Riley stumbled across the product online while looking for an ailment for his baby girl, who was born with a severe cold.


He was so impressed with NoseFrida he decided to become the Australian distributor. And while he knew he was onto a good thing, he struggled to find an effective distribution channel.


“I have a really good background in IT – I ran digital agencies in Brazil and England. Online marketing is pretty easy for me, so I thought I would do B2C,” Riley says.


“My premise was to make money but my underlying core values were to offer a good product at a good price.”


“Because I was a father as well, I didn’t want what happened to me to happen to someone else. I set it up online and after a month, I was offering free shipping, with 24-hour delivery, for $10.”


Riley soon found the majority of orders were for Express Post due to the nature of the product.


“The mums weren’t planning for their baby to become sick and, when it does become sick, they want [a solution] straight away – they want it there and then, on the day,” he says.


“I realised I would have to change from B2C to B2B.”


“It was more of a pharmaceutical product than a baby store product, even though I have good distribution in baby stores now, so I started to go to the pharmacies.”


“I approached all my local pharmacies and no one really wanted to know about the product. The only way I could get in was consignment, which was another mistake I made.”


“I also live on the Central Coast, which has the highest elderly population in Australia.
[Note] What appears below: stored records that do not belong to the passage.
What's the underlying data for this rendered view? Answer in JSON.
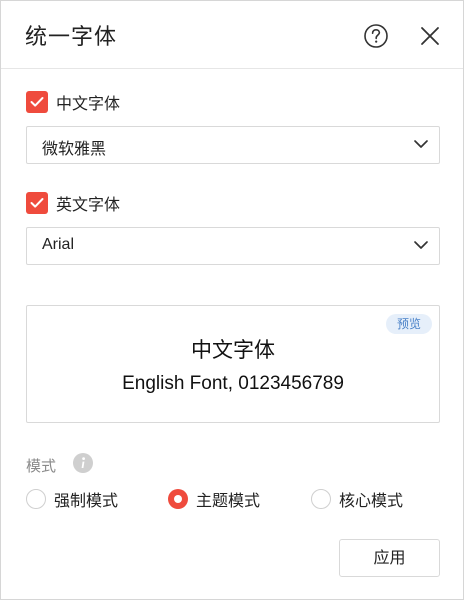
{
  "dialog": {
    "title": "统一字体",
    "help_icon": "question-circle-icon",
    "close_icon": "close-icon"
  },
  "chinese_font": {
    "label": "中文字体",
    "checked": true,
    "selected": "微软雅黑"
  },
  "english_font": {
    "label": "英文字体",
    "checked": true,
    "selected": "Arial"
  },
  "preview": {
    "badge": "预览",
    "chinese_text": "中文字体",
    "english_text": "English Font, 0123456789"
  },
  "mode": {
    "label": "模式",
    "info_icon": "info-icon",
    "options": [
      {
        "label": "强制模式",
        "selected": false
      },
      {
        "label": "主题模式",
        "selected": true
      },
      {
        "label": "核心模式",
        "selected": false
      }
    ]
  },
  "apply_label": "应用",
  "colors": {
    "accent": "#ef4b3d",
    "badge_bg": "#e6effa",
    "badge_text": "#4a82c8",
    "border": "#d9d9d9",
    "muted_text": "#8a8a8a"
  }
}
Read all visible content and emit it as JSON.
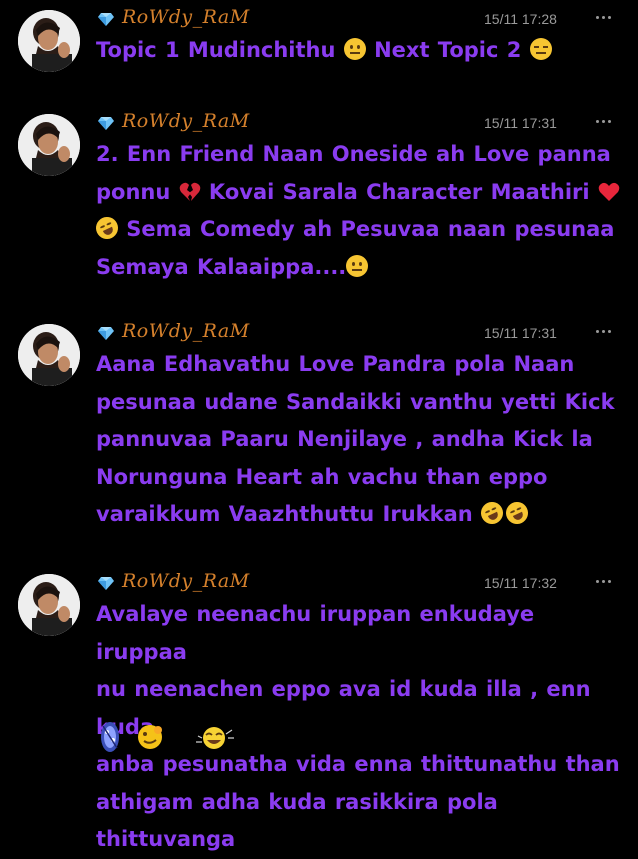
{
  "colors": {
    "background": "#000000",
    "message_text": "#8a3cf0",
    "username": "#d4802c",
    "timestamp": "#9a9a9a"
  },
  "messages": [
    {
      "username": "RoWdy_RaM",
      "timestamp": "15/11 17:28",
      "lines": [
        [
          "Topic 1 Mudinchithu ",
          "neutral-face",
          " Next Topic 2 ",
          "expressionless"
        ]
      ]
    },
    {
      "username": "RoWdy_RaM",
      "timestamp": "15/11 17:31",
      "lines": [
        [
          "2. Enn Friend Naan Oneside ah Love panna"
        ],
        [
          "ponnu ",
          "broken-heart",
          " Kovai Sarala Character Maathiri ",
          "red-heart"
        ],
        [
          "rofl",
          " Sema Comedy ah Pesuvaa naan pesunaa"
        ],
        [
          "Semaya Kalaaippa....",
          "neutral-face"
        ]
      ]
    },
    {
      "username": "RoWdy_RaM",
      "timestamp": "15/11 17:31",
      "lines": [
        [
          "Aana Edhavathu Love Pandra pola Naan"
        ],
        [
          "pesunaa udane Sandaikki vanthu yetti Kick"
        ],
        [
          "pannuvaa Paaru Nenjilaye , andha Kick la"
        ],
        [
          "Norunguna Heart ah vachu than eppo"
        ],
        [
          "varaikkum Vaazhthuttu Irukkan ",
          "rofl",
          "rofl"
        ]
      ]
    },
    {
      "username": "RoWdy_RaM",
      "timestamp": "15/11 17:32",
      "lines": [
        [
          "Avalaye neenachu iruppan enkudaye iruppaa"
        ],
        [
          "nu neenachen eppo ava id kuda illa , enn kuda"
        ],
        [
          "anba pesunatha vida enna thittunathu than"
        ],
        [
          "athigam adha kuda rasikkira pola thittuvanga"
        ]
      ],
      "stickers": [
        "sticker-blue-figure",
        "sticker-yellow-face",
        "sticker-laughing-face"
      ]
    }
  ]
}
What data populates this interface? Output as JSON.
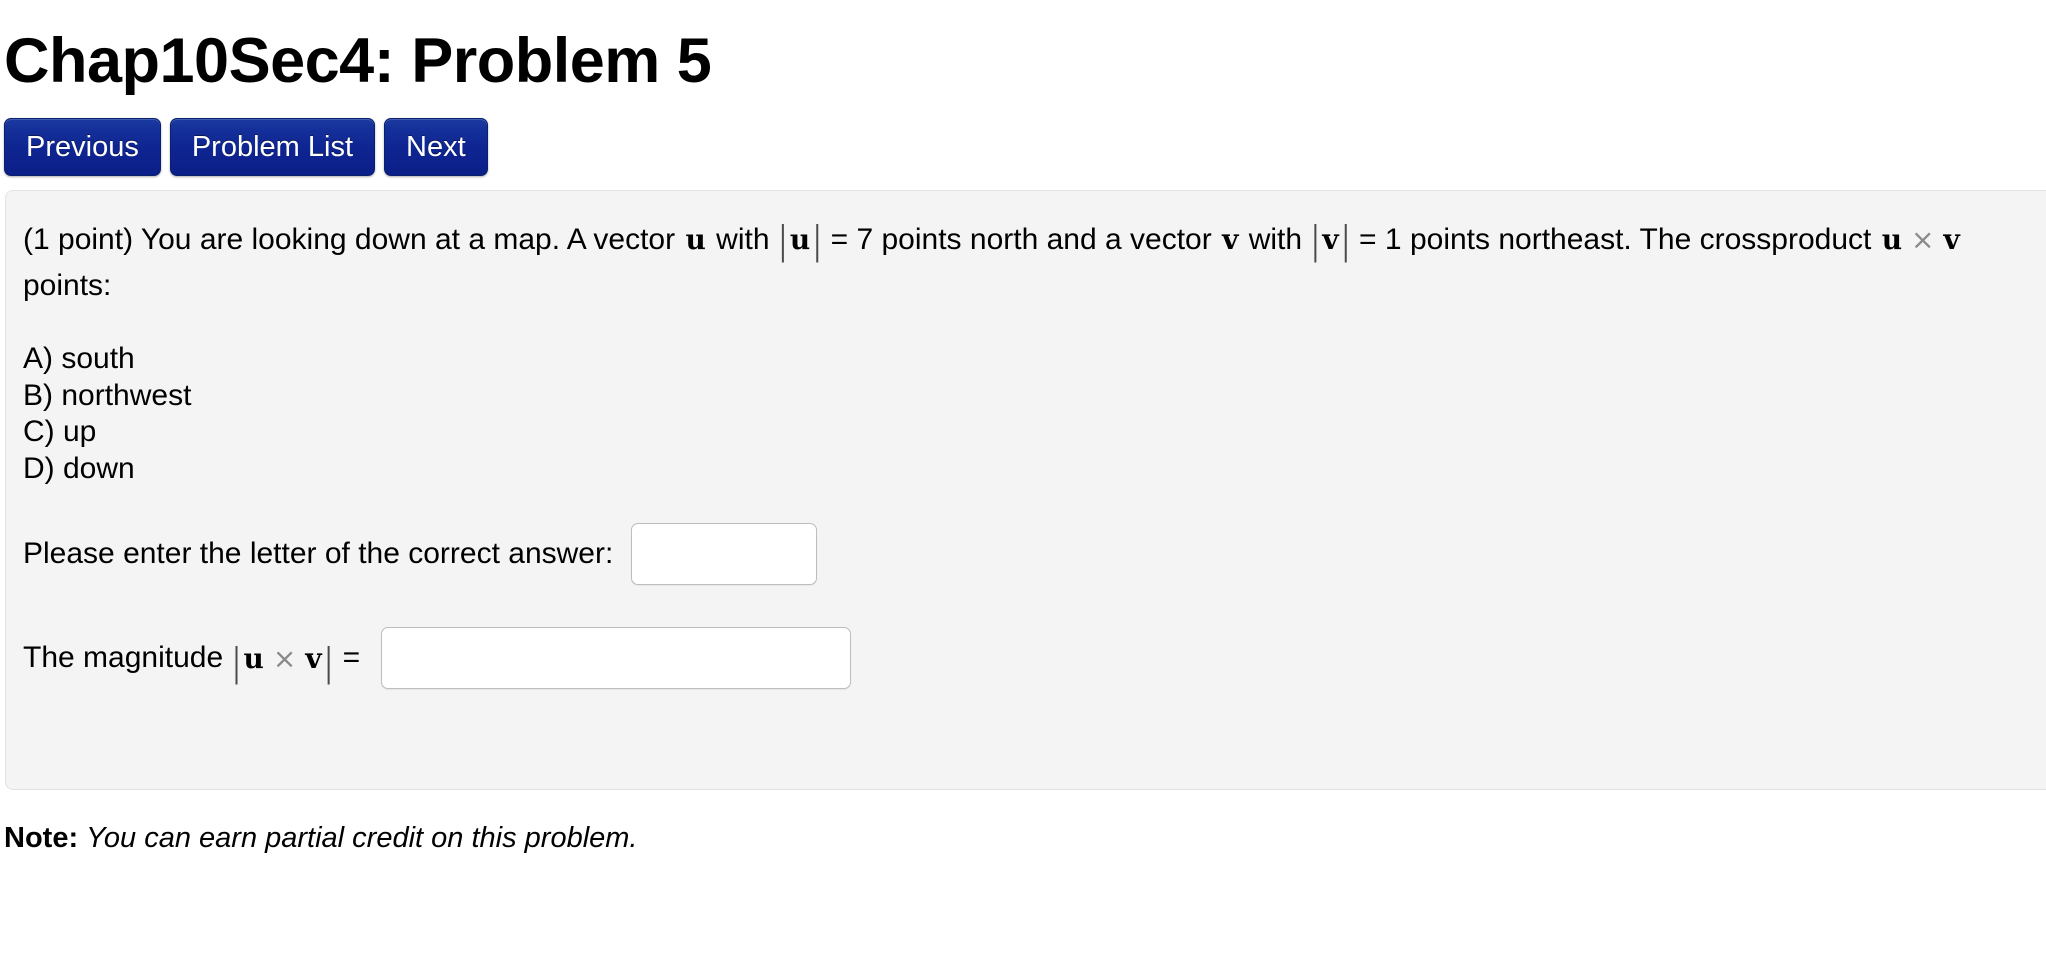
{
  "page_title": "Chap10Sec4: Problem 5",
  "nav": {
    "buttons": [
      {
        "label": "Previous",
        "name": "previous-button"
      },
      {
        "label": "Problem List",
        "name": "problem-list-button"
      },
      {
        "label": "Next",
        "name": "next-button"
      }
    ]
  },
  "problem": {
    "points": "(1 point)",
    "sentence_1a": "You are looking down at a map. A vector",
    "vector_u": "u",
    "with_1": "with",
    "bar_left": "|",
    "bar_right": "|",
    "equals": "=",
    "magnitude_u": "7",
    "points_north": "points north and a vector",
    "vector_v": "v",
    "with_2": "with",
    "magnitude_v": "1",
    "points_northeast": "points northeast. The",
    "crossproduct_word": "crossproduct",
    "cross_symbol": "×",
    "points_colon": "points:",
    "choices": [
      "A) south",
      "B) northwest",
      "C) up",
      "D) down"
    ],
    "answer_label": "Please enter the letter of the correct answer:",
    "answer_value": "",
    "answer_placeholder": "",
    "magnitude_label": "The magnitude",
    "magnitude_equals": "=",
    "magnitude_value": "",
    "magnitude_placeholder": ""
  },
  "note": {
    "label": "Note:",
    "body": "You can earn partial credit on this problem."
  },
  "colors": {
    "button_blue": "#0e2490",
    "panel_bg": "#f4f4f4",
    "panel_border": "#e3e3e3",
    "input_border": "#bdbdbd",
    "text": "#000000",
    "cross_symbol": "#8a8a8a"
  }
}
If I was selling walking sticks, I would have made really good money but I was selling a baby product.”


Desperate to establish a distribution channel, Riley began promoting the product at baby expos.
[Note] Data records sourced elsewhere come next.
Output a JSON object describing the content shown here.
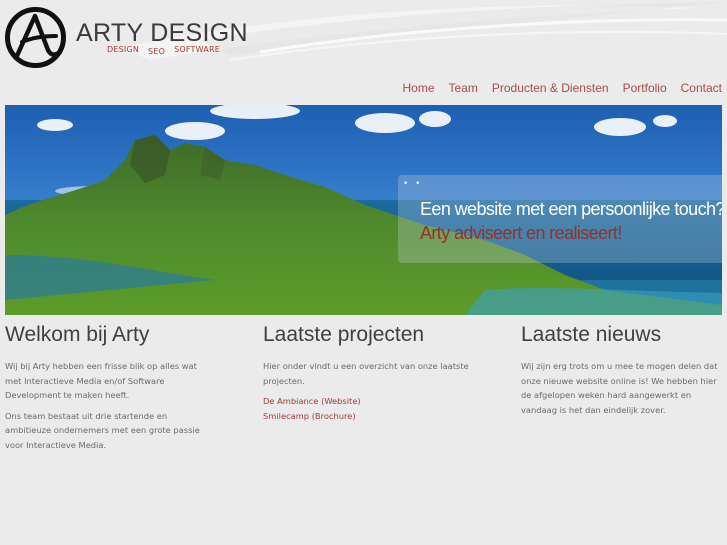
{
  "brand": {
    "name": "ARTY DESIGN",
    "tags": [
      "DESIGN",
      "SEO",
      "SOFTWARE"
    ]
  },
  "nav": [
    "Home",
    "Team",
    "Producten & Diensten",
    "Portfolio",
    "Contact"
  ],
  "hero": {
    "dots": "• •",
    "line1": "Een website met een persoonlijke touch?",
    "line2": "Arty adviseert en realiseert!"
  },
  "welcome": {
    "title": "Welkom bij Arty",
    "p1": "Wij bij Arty hebben een frisse blik op alles wat met Interactieve Media en/of Software Development te maken heeft.",
    "p2": "Ons team bestaat uit drie startende en ambitieuze ondernemers met een grote passie voor Interactieve Media."
  },
  "projects": {
    "title": "Laatste projecten",
    "intro": "Hier onder vindt u een overzicht van onze laatste projecten.",
    "links": [
      "De Ambiance (Website)",
      "Smilecamp (Brochure)"
    ]
  },
  "news": {
    "title": "Laatste nieuws",
    "p1": "Wij zijn erg trots om u mee te mogen delen dat onze nieuwe website online is! We hebben hier de afgelopen weken hard aangewerkt en vandaag is het dan eindelijk zover."
  }
}
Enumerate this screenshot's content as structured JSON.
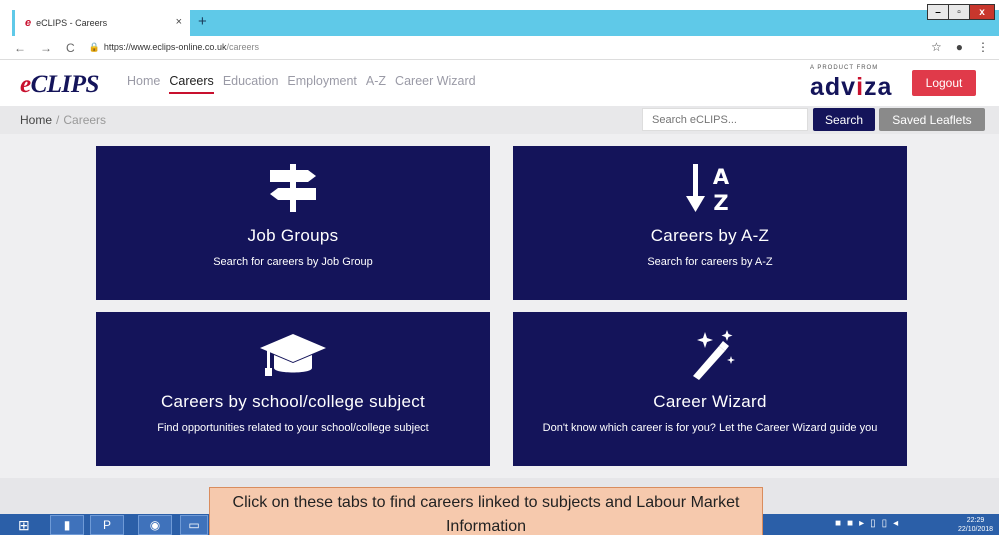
{
  "browser": {
    "tab_title": "eCLIPS - Careers",
    "tab_close": "×",
    "new_tab": "+",
    "url_host": "https://www.eclips-online.co.uk",
    "url_path": "/careers",
    "win_minimize": "–",
    "win_restore": "▫",
    "win_close": "x"
  },
  "header": {
    "logo_e": "e",
    "logo_rest": "CLIPS",
    "nav": [
      "Home",
      "Careers",
      "Education",
      "Employment",
      "A-Z",
      "Career Wizard"
    ],
    "active_nav": "Careers",
    "product_from": "A PRODUCT FROM",
    "brand_a": "adv",
    "brand_i": "i",
    "brand_b": "za",
    "logout": "Logout"
  },
  "breadcrumb": {
    "home": "Home",
    "sep": "/",
    "current": "Careers"
  },
  "search": {
    "placeholder": "Search eCLIPS...",
    "button": "Search",
    "saved": "Saved Leaflets"
  },
  "cards": [
    {
      "title": "Job Groups",
      "subtitle": "Search for careers by Job Group",
      "icon": "signpost-icon"
    },
    {
      "title": "Careers by A-Z",
      "subtitle": "Search for careers by A-Z",
      "icon": "sort-az-icon"
    },
    {
      "title": "Careers by school/college subject",
      "subtitle": "Find opportunities related to your school/college subject",
      "icon": "graduation-cap-icon"
    },
    {
      "title": "Career Wizard",
      "subtitle": "Don't know which career is for you? Let the Career Wizard guide you",
      "icon": "magic-wand-icon"
    }
  ],
  "callout": {
    "text": "Click on these tabs to find careers linked to subjects and Labour Market Information"
  },
  "taskbar": {
    "time": "22:29",
    "date": "22/10/2018"
  },
  "colors": {
    "brand_navy": "#14145a",
    "brand_red": "#c8102e",
    "logout_red": "#e03a4a",
    "tab_strip": "#5fc9e8",
    "callout_bg": "#f6c9ad"
  }
}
“At the expos, there were 20,000 mums and every one of them was telling me that they couldn’t use another product available in Australia and they were having a nightmare,” he says.


“I had no distribution… until I stumbled across a new way to [enter the] market. A mum over in Perth asked if I could give her a box of 10 to sell to her mother’s group.”


“That was on a Friday. On the Monday, she emailed me back and said, ‘Can I have another 20?’ She sold 30 aspirators in only a few days.”


“I studied direct marketing… and put together a good email explaining what I wanted to do. I sent it out to everyone who had bought the product.”


“That was very much a major turning point. Mums believe mums, so I had 50 mums sign up [as distributors] straight away, which pretty much put me around the whole of Australia.”


On the back of this win, Riley decided to have another crack at the pharmacies. He exhibited at a pharmacy convention in Sydney, where NoseFrida was voted best new product.


“We got a lot of really good orders from that and now we’re really well covered in Sydney – a lot of the chemists on board are in Sydney. But I still had no national presence,” Riley says.


“I kept going to baby expos and I was at a Brisbane expo when all of a sudden one lady said, ‘Where is this product ranged?’ I turned to her and said, ‘That’s not a mummy question’.”


“She was one of the buyers for Terry White Chemist… They took the product on nationally and they’ve really backed me up. They gave me the distribution I needed.”


“There’s about 6,000 chemists [in Australia] and I’d be in under 300. Chemmart has now agreed to add the product into all their stores.”


“The other thing I was pretty stoked about was Guy Hinze from Bubs Baby Shops took it on, which is really good, and also My Baby Warehouse.”


Riley, who continues to operate as a sole trader, says while he’s happy NoseFrida has finally hit the shelves, he has no plans to slow down.


“The good thing has been even though I’m only in 300 stores, I am in 300 stores. I’ve also taken on about four or five other really good products,” he says.